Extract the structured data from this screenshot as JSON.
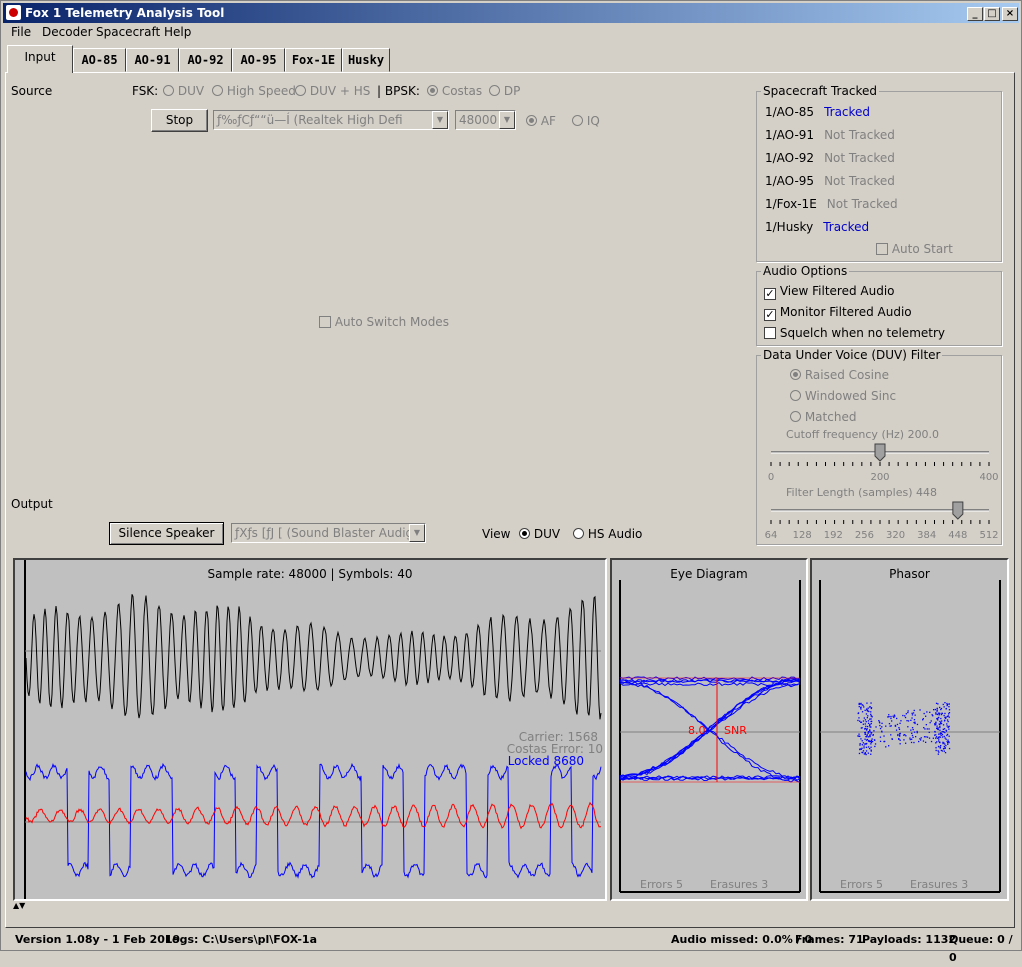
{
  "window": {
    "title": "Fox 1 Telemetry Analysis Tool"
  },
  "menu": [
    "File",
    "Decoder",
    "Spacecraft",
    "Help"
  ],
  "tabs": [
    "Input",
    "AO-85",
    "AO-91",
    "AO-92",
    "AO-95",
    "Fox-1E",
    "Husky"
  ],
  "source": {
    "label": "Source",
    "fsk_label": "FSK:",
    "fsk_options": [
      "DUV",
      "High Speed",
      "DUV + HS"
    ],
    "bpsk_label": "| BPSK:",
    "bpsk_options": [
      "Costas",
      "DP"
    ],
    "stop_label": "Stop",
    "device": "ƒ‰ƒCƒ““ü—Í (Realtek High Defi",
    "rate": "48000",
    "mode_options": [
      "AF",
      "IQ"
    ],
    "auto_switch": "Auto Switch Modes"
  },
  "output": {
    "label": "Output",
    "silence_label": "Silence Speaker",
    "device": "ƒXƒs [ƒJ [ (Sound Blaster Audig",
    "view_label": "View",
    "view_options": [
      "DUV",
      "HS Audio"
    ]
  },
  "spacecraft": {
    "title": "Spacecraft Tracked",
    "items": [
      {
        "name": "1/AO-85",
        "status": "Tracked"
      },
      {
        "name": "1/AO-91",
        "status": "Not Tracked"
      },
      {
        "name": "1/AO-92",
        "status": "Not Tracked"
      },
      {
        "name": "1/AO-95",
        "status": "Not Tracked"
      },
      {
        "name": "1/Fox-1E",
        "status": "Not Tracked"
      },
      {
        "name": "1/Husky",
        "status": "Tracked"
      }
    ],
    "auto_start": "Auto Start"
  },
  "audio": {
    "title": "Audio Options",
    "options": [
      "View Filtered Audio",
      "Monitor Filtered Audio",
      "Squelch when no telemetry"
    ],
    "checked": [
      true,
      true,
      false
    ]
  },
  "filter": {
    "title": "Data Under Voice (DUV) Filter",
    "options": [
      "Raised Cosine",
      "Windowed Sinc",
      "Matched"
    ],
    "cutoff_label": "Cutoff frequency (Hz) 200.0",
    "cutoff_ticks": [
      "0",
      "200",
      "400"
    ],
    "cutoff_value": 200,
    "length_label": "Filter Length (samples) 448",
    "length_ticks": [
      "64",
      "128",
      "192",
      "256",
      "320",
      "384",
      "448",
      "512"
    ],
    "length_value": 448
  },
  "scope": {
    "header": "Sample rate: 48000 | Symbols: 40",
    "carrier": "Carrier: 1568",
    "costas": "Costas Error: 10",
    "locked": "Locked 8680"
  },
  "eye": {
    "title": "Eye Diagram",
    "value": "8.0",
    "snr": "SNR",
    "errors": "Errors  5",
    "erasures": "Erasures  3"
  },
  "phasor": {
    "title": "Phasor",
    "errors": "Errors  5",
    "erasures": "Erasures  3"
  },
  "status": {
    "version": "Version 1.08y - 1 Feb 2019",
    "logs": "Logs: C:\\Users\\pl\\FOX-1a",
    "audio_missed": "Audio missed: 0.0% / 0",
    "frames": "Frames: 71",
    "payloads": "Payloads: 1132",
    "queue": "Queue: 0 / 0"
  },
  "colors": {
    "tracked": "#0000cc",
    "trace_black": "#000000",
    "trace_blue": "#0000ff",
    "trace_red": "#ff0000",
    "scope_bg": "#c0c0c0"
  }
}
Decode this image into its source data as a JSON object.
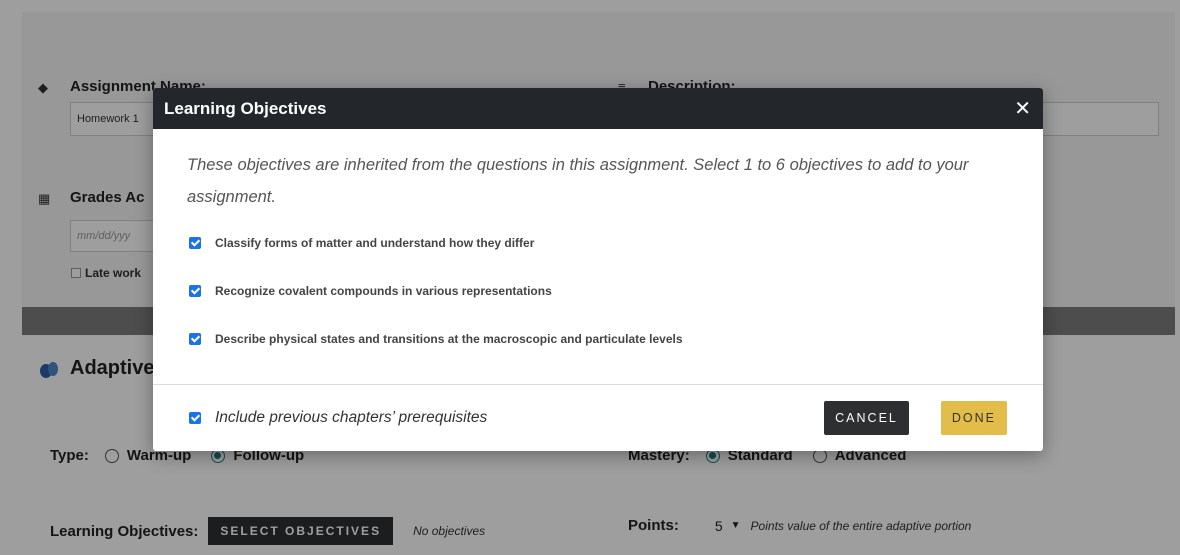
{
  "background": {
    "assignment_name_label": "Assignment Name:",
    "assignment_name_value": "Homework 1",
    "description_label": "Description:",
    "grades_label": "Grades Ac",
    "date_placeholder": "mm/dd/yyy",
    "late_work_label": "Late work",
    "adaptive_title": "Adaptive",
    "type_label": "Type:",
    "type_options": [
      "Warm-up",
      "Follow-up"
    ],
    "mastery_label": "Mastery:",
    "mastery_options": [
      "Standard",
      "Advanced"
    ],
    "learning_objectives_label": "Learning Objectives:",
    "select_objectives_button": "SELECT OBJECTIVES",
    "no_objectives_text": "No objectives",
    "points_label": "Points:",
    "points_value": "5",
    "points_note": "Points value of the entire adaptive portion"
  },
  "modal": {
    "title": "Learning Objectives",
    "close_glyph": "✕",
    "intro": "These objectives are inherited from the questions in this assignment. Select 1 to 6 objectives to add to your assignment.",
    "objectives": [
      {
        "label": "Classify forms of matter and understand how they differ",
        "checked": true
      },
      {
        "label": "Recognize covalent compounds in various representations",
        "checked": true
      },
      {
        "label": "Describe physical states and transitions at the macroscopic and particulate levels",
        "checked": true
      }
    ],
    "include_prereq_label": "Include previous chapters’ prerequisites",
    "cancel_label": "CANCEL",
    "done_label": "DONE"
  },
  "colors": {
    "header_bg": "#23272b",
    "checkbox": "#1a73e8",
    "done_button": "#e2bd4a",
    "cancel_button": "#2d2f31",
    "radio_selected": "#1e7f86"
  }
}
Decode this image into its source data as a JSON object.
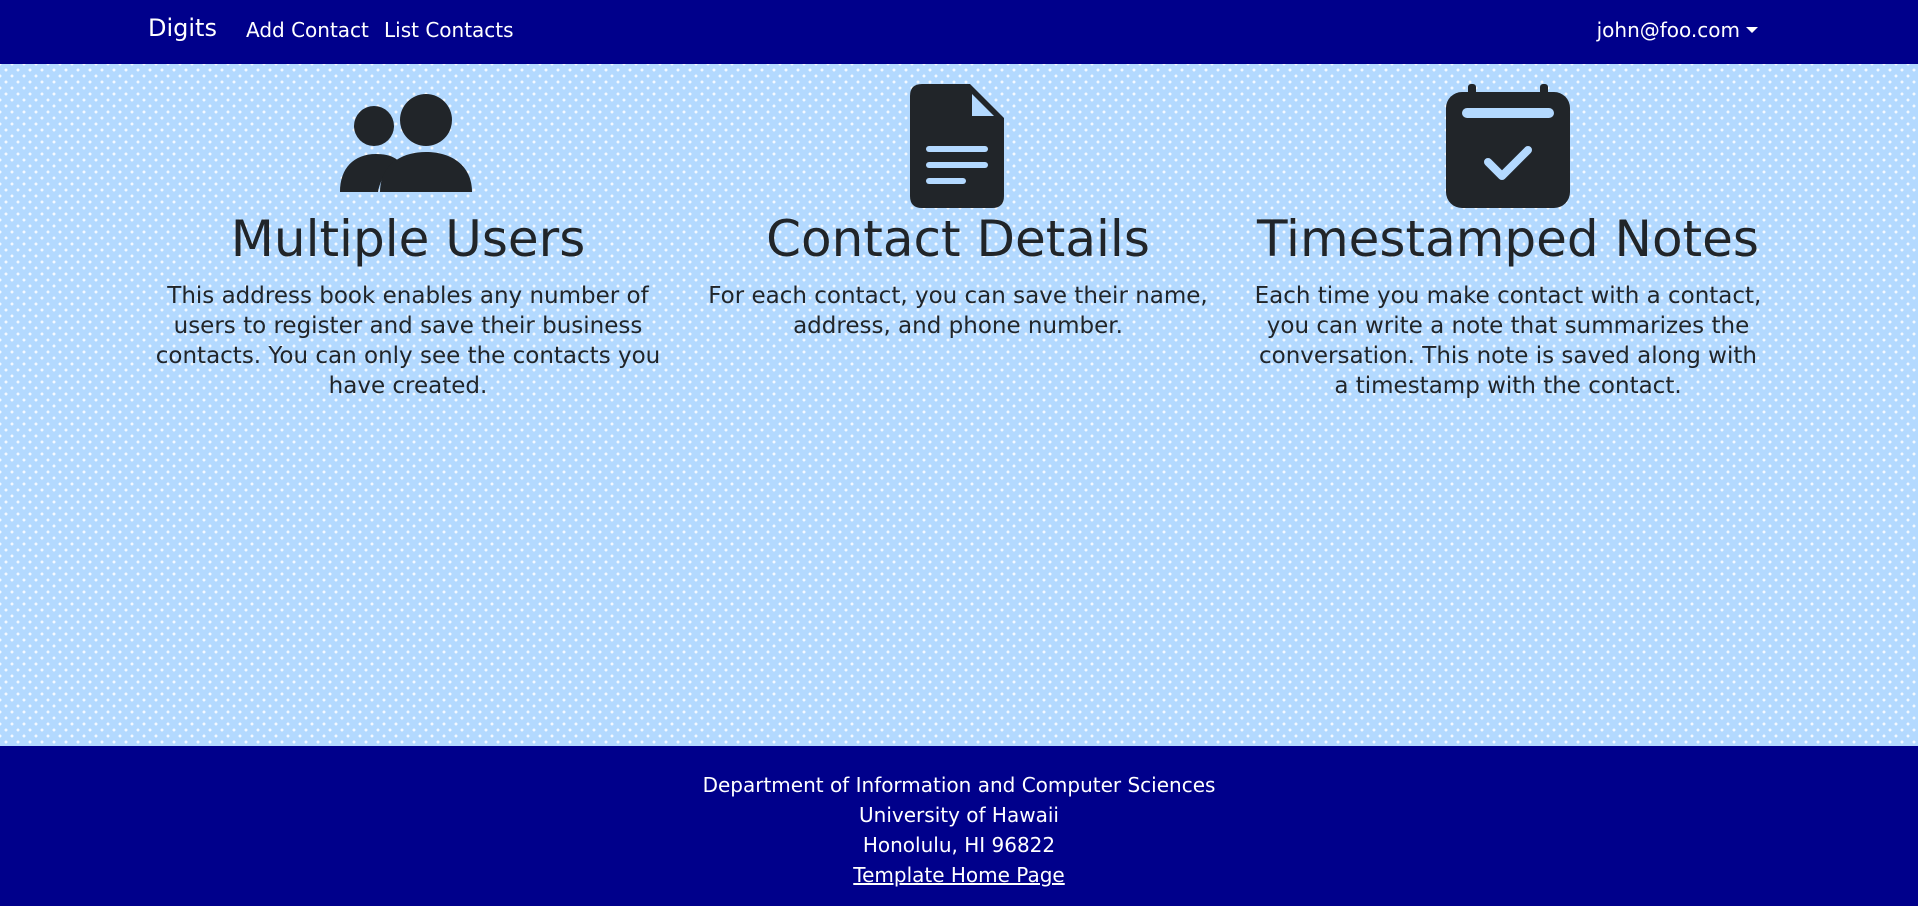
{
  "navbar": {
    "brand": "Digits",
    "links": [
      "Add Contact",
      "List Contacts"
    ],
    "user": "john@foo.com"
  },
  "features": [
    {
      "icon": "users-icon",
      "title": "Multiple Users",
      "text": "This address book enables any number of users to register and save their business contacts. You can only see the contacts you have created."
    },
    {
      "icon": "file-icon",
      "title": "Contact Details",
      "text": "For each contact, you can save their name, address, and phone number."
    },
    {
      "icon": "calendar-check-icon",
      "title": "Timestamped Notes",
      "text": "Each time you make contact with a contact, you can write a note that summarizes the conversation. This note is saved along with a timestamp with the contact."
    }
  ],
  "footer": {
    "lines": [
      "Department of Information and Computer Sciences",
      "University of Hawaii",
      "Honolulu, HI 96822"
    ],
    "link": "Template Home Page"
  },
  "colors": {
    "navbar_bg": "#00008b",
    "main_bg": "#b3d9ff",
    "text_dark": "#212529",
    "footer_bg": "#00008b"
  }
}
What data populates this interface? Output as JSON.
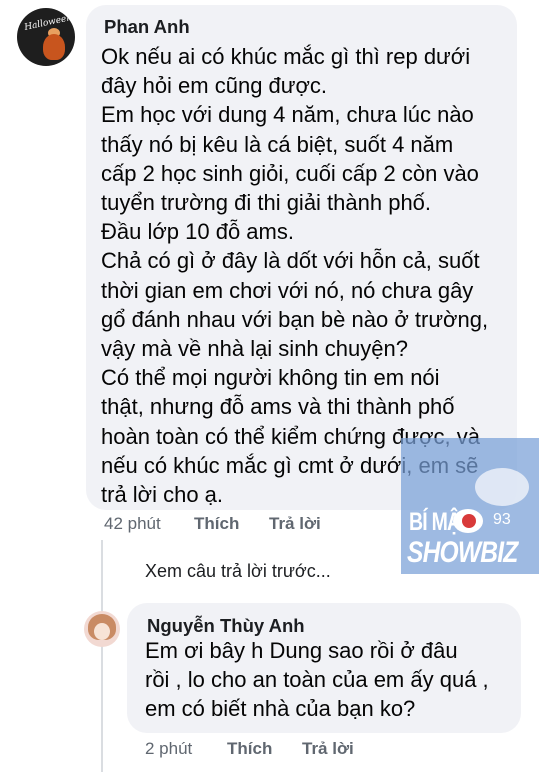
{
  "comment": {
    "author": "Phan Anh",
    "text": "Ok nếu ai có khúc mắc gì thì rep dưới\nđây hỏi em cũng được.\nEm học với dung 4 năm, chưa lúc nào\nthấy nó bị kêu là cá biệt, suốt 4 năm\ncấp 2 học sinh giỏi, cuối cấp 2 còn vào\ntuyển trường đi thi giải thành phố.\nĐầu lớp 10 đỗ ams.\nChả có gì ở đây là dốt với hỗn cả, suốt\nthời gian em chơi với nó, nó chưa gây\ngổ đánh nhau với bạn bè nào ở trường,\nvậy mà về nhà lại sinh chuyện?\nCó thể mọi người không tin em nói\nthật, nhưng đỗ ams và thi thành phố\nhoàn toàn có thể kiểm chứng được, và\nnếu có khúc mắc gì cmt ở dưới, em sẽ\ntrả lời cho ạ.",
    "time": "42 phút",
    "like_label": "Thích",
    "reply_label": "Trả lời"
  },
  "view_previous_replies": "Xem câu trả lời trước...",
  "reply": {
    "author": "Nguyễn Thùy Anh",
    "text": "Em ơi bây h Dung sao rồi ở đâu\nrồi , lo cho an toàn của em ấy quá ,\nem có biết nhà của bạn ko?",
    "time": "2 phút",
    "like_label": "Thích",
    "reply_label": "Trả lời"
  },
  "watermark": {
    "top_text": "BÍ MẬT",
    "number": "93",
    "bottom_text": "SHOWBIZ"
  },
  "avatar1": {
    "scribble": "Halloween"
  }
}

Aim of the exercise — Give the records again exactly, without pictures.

Answer space —
Extract the structured data from this screenshot as JSON.
{
  "window": {
    "title": "Fox 1 Telemetry Analysis Tool"
  },
  "menu": [
    "File",
    "Decoder",
    "Spacecraft",
    "Help"
  ],
  "tabs": [
    "Input",
    "AO-85",
    "AO-91",
    "AO-92",
    "AO-95",
    "Fox-1E",
    "Husky"
  ],
  "source": {
    "label": "Source",
    "fsk_label": "FSK:",
    "fsk_options": [
      "DUV",
      "High Speed",
      "DUV + HS"
    ],
    "bpsk_label": "| BPSK:",
    "bpsk_options": [
      "Costas",
      "DP"
    ],
    "stop_label": "Stop",
    "device": "ƒ‰ƒCƒ““ü—Í (Realtek High Defi",
    "rate": "48000",
    "mode_options": [
      "AF",
      "IQ"
    ],
    "auto_switch": "Auto Switch Modes"
  },
  "output": {
    "label": "Output",
    "silence_label": "Silence Speaker",
    "device": "ƒXƒs [ƒJ [ (Sound Blaster Audig",
    "view_label": "View",
    "view_options": [
      "DUV",
      "HS Audio"
    ]
  },
  "spacecraft": {
    "title": "Spacecraft Tracked",
    "items": [
      {
        "name": "1/AO-85",
        "status": "Tracked"
      },
      {
        "name": "1/AO-91",
        "status": "Not Tracked"
      },
      {
        "name": "1/AO-92",
        "status": "Not Tracked"
      },
      {
        "name": "1/AO-95",
        "status": "Not Tracked"
      },
      {
        "name": "1/Fox-1E",
        "status": "Not Tracked"
      },
      {
        "name": "1/Husky",
        "status": "Tracked"
      }
    ],
    "auto_start": "Auto Start"
  },
  "audio": {
    "title": "Audio Options",
    "options": [
      "View Filtered Audio",
      "Monitor Filtered Audio",
      "Squelch when no telemetry"
    ],
    "checked": [
      true,
      true,
      false
    ]
  },
  "filter": {
    "title": "Data Under Voice (DUV) Filter",
    "options": [
      "Raised Cosine",
      "Windowed Sinc",
      "Matched"
    ],
    "cutoff_label": "Cutoff frequency (Hz) 200.0",
    "cutoff_ticks": [
      "0",
      "200",
      "400"
    ],
    "cutoff_value": 200,
    "length_label": "Filter Length (samples) 448",
    "length_ticks": [
      "64",
      "128",
      "192",
      "256",
      "320",
      "384",
      "448",
      "512"
    ],
    "length_value": 448
  },
  "scope": {
    "header": "Sample rate: 48000 | Symbols: 40",
    "carrier": "Carrier: 1568",
    "costas": "Costas Error: 10",
    "locked": "Locked 8680"
  },
  "eye": {
    "title": "Eye Diagram",
    "value": "8.0",
    "snr": "SNR",
    "errors": "Errors  5",
    "erasures": "Erasures  3"
  },
  "phasor": {
    "title": "Phasor",
    "errors": "Errors  5",
    "erasures": "Erasures  3"
  },
  "status": {
    "version": "Version 1.08y - 1 Feb 2019",
    "logs": "Logs: C:\\Users\\pl\\FOX-1a",
    "audio_missed": "Audio missed: 0.0% / 0",
    "frames": "Frames: 71",
    "payloads": "Payloads: 1132",
    "queue": "Queue: 0 / 0"
  },
  "colors": {
    "tracked": "#0000cc",
    "trace_black": "#000000",
    "trace_blue": "#0000ff",
    "trace_red": "#ff0000",
    "scope_bg": "#c0c0c0"
  }
}
Decode this image into its source data as a JSON object.
{
  "background": {
    "assignment_name_label": "Assignment Name:",
    "assignment_name_value": "Homework 1",
    "description_label": "Description:",
    "grades_label": "Grades Ac",
    "date_placeholder": "mm/dd/yyy",
    "late_work_label": "Late work",
    "adaptive_title": "Adaptive",
    "type_label": "Type:",
    "type_options": [
      "Warm-up",
      "Follow-up"
    ],
    "mastery_label": "Mastery:",
    "mastery_options": [
      "Standard",
      "Advanced"
    ],
    "learning_objectives_label": "Learning Objectives:",
    "select_objectives_button": "SELECT OBJECTIVES",
    "no_objectives_text": "No objectives",
    "points_label": "Points:",
    "points_value": "5",
    "points_note": "Points value of the entire adaptive portion"
  },
  "modal": {
    "title": "Learning Objectives",
    "close_glyph": "✕",
    "intro": "These objectives are inherited from the questions in this assignment. Select 1 to 6 objectives to add to your assignment.",
    "objectives": [
      {
        "label": "Classify forms of matter and understand how they differ",
        "checked": true
      },
      {
        "label": "Recognize covalent compounds in various representations",
        "checked": true
      },
      {
        "label": "Describe physical states and transitions at the macroscopic and particulate levels",
        "checked": true
      }
    ],
    "include_prereq_label": "Include previous chapters’ prerequisites",
    "cancel_label": "CANCEL",
    "done_label": "DONE"
  },
  "colors": {
    "header_bg": "#23272b",
    "checkbox": "#1a73e8",
    "done_button": "#e2bd4a",
    "cancel_button": "#2d2f31",
    "radio_selected": "#1e7f86"
  }
}
Decode this image into its source data as a JSON object.
{
  "navbar": {
    "brand": "Digits",
    "links": [
      "Add Contact",
      "List Contacts"
    ],
    "user": "john@foo.com"
  },
  "features": [
    {
      "icon": "users-icon",
      "title": "Multiple Users",
      "text": "This address book enables any number of users to register and save their business contacts. You can only see the contacts you have created."
    },
    {
      "icon": "file-icon",
      "title": "Contact Details",
      "text": "For each contact, you can save their name, address, and phone number."
    },
    {
      "icon": "calendar-check-icon",
      "title": "Timestamped Notes",
      "text": "Each time you make contact with a contact, you can write a note that summarizes the conversation. This note is saved along with a timestamp with the contact."
    }
  ],
  "footer": {
    "lines": [
      "Department of Information and Computer Sciences",
      "University of Hawaii",
      "Honolulu, HI 96822"
    ],
    "link": "Template Home Page"
  },
  "colors": {
    "navbar_bg": "#00008b",
    "main_bg": "#b3d9ff",
    "text_dark": "#212529",
    "footer_bg": "#00008b"
  }
}
What data populates this interface? Output as JSON.
{
  "comment": {
    "author": "Phan Anh",
    "text": "Ok nếu ai có khúc mắc gì thì rep dưới\nđây hỏi em cũng được.\nEm học với dung 4 năm, chưa lúc nào\nthấy nó bị kêu là cá biệt, suốt 4 năm\ncấp 2 học sinh giỏi, cuối cấp 2 còn vào\ntuyển trường đi thi giải thành phố.\nĐầu lớp 10 đỗ ams.\nChả có gì ở đây là dốt với hỗn cả, suốt\nthời gian em chơi với nó, nó chưa gây\ngổ đánh nhau với bạn bè nào ở trường,\nvậy mà về nhà lại sinh chuyện?\nCó thể mọi người không tin em nói\nthật, nhưng đỗ ams và thi thành phố\nhoàn toàn có thể kiểm chứng được, và\nnếu có khúc mắc gì cmt ở dưới, em sẽ\ntrả lời cho ạ.",
    "time": "42 phút",
    "like_label": "Thích",
    "reply_label": "Trả lời"
  },
  "view_previous_replies": "Xem câu trả lời trước...",
  "reply": {
    "author": "Nguyễn Thùy Anh",
    "text": "Em ơi bây h Dung sao rồi ở đâu\nrồi , lo cho an toàn của em ấy quá ,\nem có biết nhà của bạn ko?",
    "time": "2 phút",
    "like_label": "Thích",
    "reply_label": "Trả lời"
  },
  "watermark": {
    "top_text": "BÍ MẬT",
    "number": "93",
    "bottom_text": "SHOWBIZ"
  },
  "avatar1": {
    "scribble": "Halloween"
  }
}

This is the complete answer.